— Exercise directions —
Your answer should be the entries below, reproduced character for character.

● ● ●

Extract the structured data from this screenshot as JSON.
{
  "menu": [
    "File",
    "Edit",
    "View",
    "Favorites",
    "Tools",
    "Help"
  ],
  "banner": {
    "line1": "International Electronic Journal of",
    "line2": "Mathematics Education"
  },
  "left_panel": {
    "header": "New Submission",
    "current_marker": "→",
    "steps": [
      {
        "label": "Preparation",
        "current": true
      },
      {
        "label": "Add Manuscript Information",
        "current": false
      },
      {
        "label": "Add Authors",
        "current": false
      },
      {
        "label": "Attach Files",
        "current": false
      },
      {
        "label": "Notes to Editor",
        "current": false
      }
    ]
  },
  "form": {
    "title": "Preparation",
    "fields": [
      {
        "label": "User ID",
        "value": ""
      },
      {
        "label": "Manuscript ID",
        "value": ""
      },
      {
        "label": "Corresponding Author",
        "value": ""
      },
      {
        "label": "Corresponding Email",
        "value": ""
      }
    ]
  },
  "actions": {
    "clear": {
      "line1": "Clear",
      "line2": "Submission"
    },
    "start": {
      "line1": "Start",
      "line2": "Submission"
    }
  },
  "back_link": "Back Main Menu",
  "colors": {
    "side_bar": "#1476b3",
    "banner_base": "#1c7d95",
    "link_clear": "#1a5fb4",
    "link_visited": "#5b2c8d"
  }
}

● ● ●

— Task response —
Extract the structured data from this screenshot as JSON.
{
  "menu": [
    "File",
    "Edit",
    "View",
    "Favorites",
    "Tools",
    "Help"
  ],
  "banner": {
    "line1": "International Electronic Journal of",
    "line2": "Mathematics Education"
  },
  "left_panel": {
    "header": "New Submission",
    "current_marker": "→",
    "steps": [
      {
        "label": "Preparation",
        "current": true
      },
      {
        "label": "Add Manuscript Information",
        "current": false
      },
      {
        "label": "Add Authors",
        "current": false
      },
      {
        "label": "Attach Files",
        "current": false
      },
      {
        "label": "Notes to Editor",
        "current": false
      }
    ]
  },
  "form": {
    "title": "Preparation",
    "fields": [
      {
        "label": "User ID",
        "value": ""
      },
      {
        "label": "Manuscript ID",
        "value": ""
      },
      {
        "label": "Corresponding Author",
        "value": ""
      },
      {
        "label": "Corresponding Email",
        "value": ""
      }
    ]
  },
  "actions": {
    "clear": {
      "line1": "Clear",
      "line2": "Submission"
    },
    "start": {
      "line1": "Start",
      "line2": "Submission"
    }
  },
  "back_link": "Back Main Menu",
  "colors": {
    "side_bar": "#1476b3",
    "banner_base": "#1c7d95",
    "link_clear": "#1a5fb4",
    "link_visited": "#5b2c8d"
  }
}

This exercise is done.